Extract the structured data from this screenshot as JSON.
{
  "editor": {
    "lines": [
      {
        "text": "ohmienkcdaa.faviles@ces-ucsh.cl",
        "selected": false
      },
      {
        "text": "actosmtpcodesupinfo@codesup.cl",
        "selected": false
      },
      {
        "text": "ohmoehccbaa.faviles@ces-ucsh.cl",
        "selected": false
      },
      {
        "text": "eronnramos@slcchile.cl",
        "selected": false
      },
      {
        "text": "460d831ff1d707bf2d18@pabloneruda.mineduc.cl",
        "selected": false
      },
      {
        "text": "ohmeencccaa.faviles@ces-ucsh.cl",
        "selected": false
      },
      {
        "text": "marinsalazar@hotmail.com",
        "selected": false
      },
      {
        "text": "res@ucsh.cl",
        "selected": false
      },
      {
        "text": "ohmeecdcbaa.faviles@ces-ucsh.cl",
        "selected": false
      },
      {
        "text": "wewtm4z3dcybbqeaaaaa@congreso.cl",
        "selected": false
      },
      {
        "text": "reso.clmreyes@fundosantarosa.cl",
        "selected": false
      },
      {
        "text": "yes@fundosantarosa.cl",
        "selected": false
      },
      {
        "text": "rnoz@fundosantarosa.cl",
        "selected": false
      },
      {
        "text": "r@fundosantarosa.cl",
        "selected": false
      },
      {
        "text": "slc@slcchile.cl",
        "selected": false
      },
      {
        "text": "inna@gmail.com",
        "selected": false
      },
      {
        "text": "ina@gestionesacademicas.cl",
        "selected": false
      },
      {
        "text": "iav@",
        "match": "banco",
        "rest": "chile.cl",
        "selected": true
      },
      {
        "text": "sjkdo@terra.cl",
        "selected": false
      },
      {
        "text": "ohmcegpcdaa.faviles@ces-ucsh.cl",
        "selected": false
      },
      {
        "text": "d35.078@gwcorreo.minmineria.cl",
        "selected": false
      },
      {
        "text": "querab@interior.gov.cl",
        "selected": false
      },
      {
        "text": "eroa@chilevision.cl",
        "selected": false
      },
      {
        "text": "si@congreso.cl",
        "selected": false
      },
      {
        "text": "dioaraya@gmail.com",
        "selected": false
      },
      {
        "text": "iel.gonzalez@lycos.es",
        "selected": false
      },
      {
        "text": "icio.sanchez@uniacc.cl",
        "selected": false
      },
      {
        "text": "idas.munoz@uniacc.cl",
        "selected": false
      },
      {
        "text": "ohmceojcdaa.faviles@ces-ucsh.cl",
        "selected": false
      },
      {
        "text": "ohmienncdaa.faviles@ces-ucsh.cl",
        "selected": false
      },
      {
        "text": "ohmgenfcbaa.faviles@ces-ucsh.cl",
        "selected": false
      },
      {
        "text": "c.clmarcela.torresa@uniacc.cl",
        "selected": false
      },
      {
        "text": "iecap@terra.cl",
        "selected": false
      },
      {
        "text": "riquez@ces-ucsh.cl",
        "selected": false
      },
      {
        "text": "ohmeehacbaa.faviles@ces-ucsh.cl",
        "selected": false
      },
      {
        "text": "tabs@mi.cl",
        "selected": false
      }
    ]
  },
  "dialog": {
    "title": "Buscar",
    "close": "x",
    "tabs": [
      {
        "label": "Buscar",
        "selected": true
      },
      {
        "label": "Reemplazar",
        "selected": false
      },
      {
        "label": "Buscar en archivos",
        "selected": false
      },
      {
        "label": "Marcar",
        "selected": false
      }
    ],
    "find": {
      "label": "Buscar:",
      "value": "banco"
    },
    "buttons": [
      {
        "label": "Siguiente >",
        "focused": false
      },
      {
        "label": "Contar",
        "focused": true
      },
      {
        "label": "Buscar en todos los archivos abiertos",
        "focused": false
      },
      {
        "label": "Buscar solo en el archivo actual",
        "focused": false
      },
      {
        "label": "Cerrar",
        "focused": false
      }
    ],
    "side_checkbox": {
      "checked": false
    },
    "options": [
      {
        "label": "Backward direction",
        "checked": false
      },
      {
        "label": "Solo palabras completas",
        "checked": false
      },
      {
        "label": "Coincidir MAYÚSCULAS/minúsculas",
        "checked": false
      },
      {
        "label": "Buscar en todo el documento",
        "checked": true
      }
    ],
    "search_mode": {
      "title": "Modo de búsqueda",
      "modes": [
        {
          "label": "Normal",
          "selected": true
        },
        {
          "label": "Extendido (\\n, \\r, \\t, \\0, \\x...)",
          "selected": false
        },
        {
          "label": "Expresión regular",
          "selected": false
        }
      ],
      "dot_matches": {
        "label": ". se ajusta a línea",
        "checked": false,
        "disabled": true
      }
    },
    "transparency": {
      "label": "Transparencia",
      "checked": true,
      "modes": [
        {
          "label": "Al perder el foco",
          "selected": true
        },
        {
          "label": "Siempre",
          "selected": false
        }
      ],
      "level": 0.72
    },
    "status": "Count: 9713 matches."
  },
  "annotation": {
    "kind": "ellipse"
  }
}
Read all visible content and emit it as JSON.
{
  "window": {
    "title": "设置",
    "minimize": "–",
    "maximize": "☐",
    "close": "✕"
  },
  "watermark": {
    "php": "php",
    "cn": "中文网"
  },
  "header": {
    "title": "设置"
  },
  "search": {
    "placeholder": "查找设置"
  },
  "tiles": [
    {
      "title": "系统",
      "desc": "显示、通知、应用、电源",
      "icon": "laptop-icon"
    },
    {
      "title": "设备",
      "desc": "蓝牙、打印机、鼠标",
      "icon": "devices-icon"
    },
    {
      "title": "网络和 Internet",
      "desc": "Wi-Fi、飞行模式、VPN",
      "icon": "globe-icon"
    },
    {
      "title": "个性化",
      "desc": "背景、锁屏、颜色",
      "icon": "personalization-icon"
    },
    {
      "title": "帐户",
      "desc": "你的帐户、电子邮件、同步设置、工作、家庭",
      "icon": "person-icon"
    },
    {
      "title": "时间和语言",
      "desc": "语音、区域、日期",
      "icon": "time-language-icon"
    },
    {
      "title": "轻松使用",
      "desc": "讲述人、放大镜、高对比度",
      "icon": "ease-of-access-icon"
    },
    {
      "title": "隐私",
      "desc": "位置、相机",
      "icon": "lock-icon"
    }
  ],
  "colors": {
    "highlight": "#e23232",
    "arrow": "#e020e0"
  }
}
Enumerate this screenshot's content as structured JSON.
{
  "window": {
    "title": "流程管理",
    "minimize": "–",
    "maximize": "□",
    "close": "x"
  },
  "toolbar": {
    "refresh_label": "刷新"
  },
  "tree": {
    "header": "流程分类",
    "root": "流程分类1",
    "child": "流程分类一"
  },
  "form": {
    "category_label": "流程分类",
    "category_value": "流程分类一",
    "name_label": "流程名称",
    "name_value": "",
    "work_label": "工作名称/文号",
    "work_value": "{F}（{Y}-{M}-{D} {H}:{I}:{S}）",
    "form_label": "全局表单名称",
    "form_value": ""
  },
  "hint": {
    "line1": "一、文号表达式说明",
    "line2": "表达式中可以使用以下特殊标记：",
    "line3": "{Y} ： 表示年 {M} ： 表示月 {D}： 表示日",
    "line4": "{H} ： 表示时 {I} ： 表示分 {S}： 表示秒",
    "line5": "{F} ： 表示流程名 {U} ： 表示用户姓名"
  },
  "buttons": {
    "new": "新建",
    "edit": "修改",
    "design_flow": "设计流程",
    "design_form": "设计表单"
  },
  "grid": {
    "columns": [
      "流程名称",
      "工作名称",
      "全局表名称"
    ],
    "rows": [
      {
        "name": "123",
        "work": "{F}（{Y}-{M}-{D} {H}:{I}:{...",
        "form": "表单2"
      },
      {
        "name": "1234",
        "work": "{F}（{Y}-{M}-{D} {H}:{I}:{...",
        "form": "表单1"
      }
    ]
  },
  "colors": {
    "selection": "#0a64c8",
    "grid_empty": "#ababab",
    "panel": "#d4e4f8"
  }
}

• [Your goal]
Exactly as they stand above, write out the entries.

• [Response for this exercise]
Extract the structured data from this screenshot as JSON.
{
  "editor": {
    "lines": [
      {
        "text": "ohmienkcdaa.faviles@ces-ucsh.cl",
        "selected": false
      },
      {
        "text": "actosmtpcodesupinfo@codesup.cl",
        "selected": false
      },
      {
        "text": "ohmoehccbaa.faviles@ces-ucsh.cl",
        "selected": false
      },
      {
        "text": "eronnramos@slcchile.cl",
        "selected": false
      },
      {
        "text": "460d831ff1d707bf2d18@pabloneruda.mineduc.cl",
        "selected": false
      },
      {
        "text": "ohmeencccaa.faviles@ces-ucsh.cl",
        "selected": false
      },
      {
        "text": "marinsalazar@hotmail.com",
        "selected": false
      },
      {
        "text": "res@ucsh.cl",
        "selected": false
      },
      {
        "text": "ohmeecdcbaa.faviles@ces-ucsh.cl",
        "selected": false
      },
      {
        "text": "wewtm4z3dcybbqeaaaaa@congreso.cl",
        "selected": false
      },
      {
        "text": "reso.clmreyes@fundosantarosa.cl",
        "selected": false
      },
      {
        "text": "yes@fundosantarosa.cl",
        "selected": false
      },
      {
        "text": "rnoz@fundosantarosa.cl",
        "selected": false
      },
      {
        "text": "r@fundosantarosa.cl",
        "selected": false
      },
      {
        "text": "slc@slcchile.cl",
        "selected": false
      },
      {
        "text": "inna@gmail.com",
        "selected": false
      },
      {
        "text": "ina@gestionesacademicas.cl",
        "selected": false
      },
      {
        "text": "iav@",
        "match": "banco",
        "rest": "chile.cl",
        "selected": true
      },
      {
        "text": "sjkdo@terra.cl",
        "selected": false
      },
      {
        "text": "ohmcegpcdaa.faviles@ces-ucsh.cl",
        "selected": false
      },
      {
        "text": "d35.078@gwcorreo.minmineria.cl",
        "selected": false
      },
      {
        "text": "querab@interior.gov.cl",
        "selected": false
      },
      {
        "text": "eroa@chilevision.cl",
        "selected": false
      },
      {
        "text": "si@congreso.cl",
        "selected": false
      },
      {
        "text": "dioaraya@gmail.com",
        "selected": false
      },
      {
        "text": "iel.gonzalez@lycos.es",
        "selected": false
      },
      {
        "text": "icio.sanchez@uniacc.cl",
        "selected": false
      },
      {
        "text": "idas.munoz@uniacc.cl",
        "selected": false
      },
      {
        "text": "ohmceojcdaa.faviles@ces-ucsh.cl",
        "selected": false
      },
      {
        "text": "ohmienncdaa.faviles@ces-ucsh.cl",
        "selected": false
      },
      {
        "text": "ohmgenfcbaa.faviles@ces-ucsh.cl",
        "selected": false
      },
      {
        "text": "c.clmarcela.torresa@uniacc.cl",
        "selected": false
      },
      {
        "text": "iecap@terra.cl",
        "selected": false
      },
      {
        "text": "riquez@ces-ucsh.cl",
        "selected": false
      },
      {
        "text": "ohmeehacbaa.faviles@ces-ucsh.cl",
        "selected": false
      },
      {
        "text": "tabs@mi.cl",
        "selected": false
      }
    ]
  },
  "dialog": {
    "title": "Buscar",
    "close": "x",
    "tabs": [
      {
        "label": "Buscar",
        "selected": true
      },
      {
        "label": "Reemplazar",
        "selected": false
      },
      {
        "label": "Buscar en archivos",
        "selected": false
      },
      {
        "label": "Marcar",
        "selected": false
      }
    ],
    "find": {
      "label": "Buscar:",
      "value": "banco"
    },
    "buttons": [
      {
        "label": "Siguiente >",
        "focused": false
      },
      {
        "label": "Contar",
        "focused": true
      },
      {
        "label": "Buscar en todos los archivos abiertos",
        "focused": false
      },
      {
        "label": "Buscar solo en el archivo actual",
        "focused": false
      },
      {
        "label": "Cerrar",
        "focused": false
      }
    ],
    "side_checkbox": {
      "checked": false
    },
    "options": [
      {
        "label": "Backward direction",
        "checked": false
      },
      {
        "label": "Solo palabras completas",
        "checked": false
      },
      {
        "label": "Coincidir MAYÚSCULAS/minúsculas",
        "checked": false
      },
      {
        "label": "Buscar en todo el documento",
        "checked": true
      }
    ],
    "search_mode": {
      "title": "Modo de búsqueda",
      "modes": [
        {
          "label": "Normal",
          "selected": true
        },
        {
          "label": "Extendido (\\n, \\r, \\t, \\0, \\x...)",
          "selected": false
        },
        {
          "label": "Expresión regular",
          "selected": false
        }
      ],
      "dot_matches": {
        "label": ". se ajusta a línea",
        "checked": false,
        "disabled": true
      }
    },
    "transparency": {
      "label": "Transparencia",
      "checked": true,
      "modes": [
        {
          "label": "Al perder el foco",
          "selected": true
        },
        {
          "label": "Siempre",
          "selected": false
        }
      ],
      "level": 0.72
    },
    "status": "Count: 9713 matches."
  },
  "annotation": {
    "kind": "ellipse"
  }
}
Read all visible content and emit it as JSON.
{
  "window": {
    "title": "设置",
    "minimize": "–",
    "maximize": "☐",
    "close": "✕"
  },
  "watermark": {
    "php": "php",
    "cn": "中文网"
  },
  "header": {
    "title": "设置"
  },
  "search": {
    "placeholder": "查找设置"
  },
  "tiles": [
    {
      "title": "系统",
      "desc": "显示、通知、应用、电源",
      "icon": "laptop-icon"
    },
    {
      "title": "设备",
      "desc": "蓝牙、打印机、鼠标",
      "icon": "devices-icon"
    },
    {
      "title": "网络和 Internet",
      "desc": "Wi-Fi、飞行模式、VPN",
      "icon": "globe-icon"
    },
    {
      "title": "个性化",
      "desc": "背景、锁屏、颜色",
      "icon": "personalization-icon"
    },
    {
      "title": "帐户",
      "desc": "你的帐户、电子邮件、同步设置、工作、家庭",
      "icon": "person-icon"
    },
    {
      "title": "时间和语言",
      "desc": "语音、区域、日期",
      "icon": "time-language-icon"
    },
    {
      "title": "轻松使用",
      "desc": "讲述人、放大镜、高对比度",
      "icon": "ease-of-access-icon"
    },
    {
      "title": "隐私",
      "desc": "位置、相机",
      "icon": "lock-icon"
    }
  ],
  "colors": {
    "highlight": "#e23232",
    "arrow": "#e020e0"
  }
}
Enumerate this screenshot's content as structured JSON.
{
  "window": {
    "title": "流程管理",
    "minimize": "–",
    "maximize": "□",
    "close": "x"
  },
  "toolbar": {
    "refresh_label": "刷新"
  },
  "tree": {
    "header": "流程分类",
    "root": "流程分类1",
    "child": "流程分类一"
  },
  "form": {
    "category_label": "流程分类",
    "category_value": "流程分类一",
    "name_label": "流程名称",
    "name_value": "",
    "work_label": "工作名称/文号",
    "work_value": "{F}（{Y}-{M}-{D} {H}:{I}:{S}）",
    "form_label": "全局表单名称",
    "form_value": ""
  },
  "hint": {
    "line1": "一、文号表达式说明",
    "line2": "表达式中可以使用以下特殊标记：",
    "line3": "{Y} ： 表示年 {M} ： 表示月 {D}： 表示日",
    "line4": "{H} ： 表示时 {I} ： 表示分 {S}： 表示秒",
    "line5": "{F} ： 表示流程名 {U} ： 表示用户姓名"
  },
  "buttons": {
    "new": "新建",
    "edit": "修改",
    "design_flow": "设计流程",
    "design_form": "设计表单"
  },
  "grid": {
    "columns": [
      "流程名称",
      "工作名称",
      "全局表名称"
    ],
    "rows": [
      {
        "name": "123",
        "work": "{F}（{Y}-{M}-{D} {H}:{I}:{...",
        "form": "表单2"
      },
      {
        "name": "1234",
        "work": "{F}（{Y}-{M}-{D} {H}:{I}:{...",
        "form": "表单1"
      }
    ]
  },
  "colors": {
    "selection": "#0a64c8",
    "grid_empty": "#ababab",
    "panel": "#d4e4f8"
  }
}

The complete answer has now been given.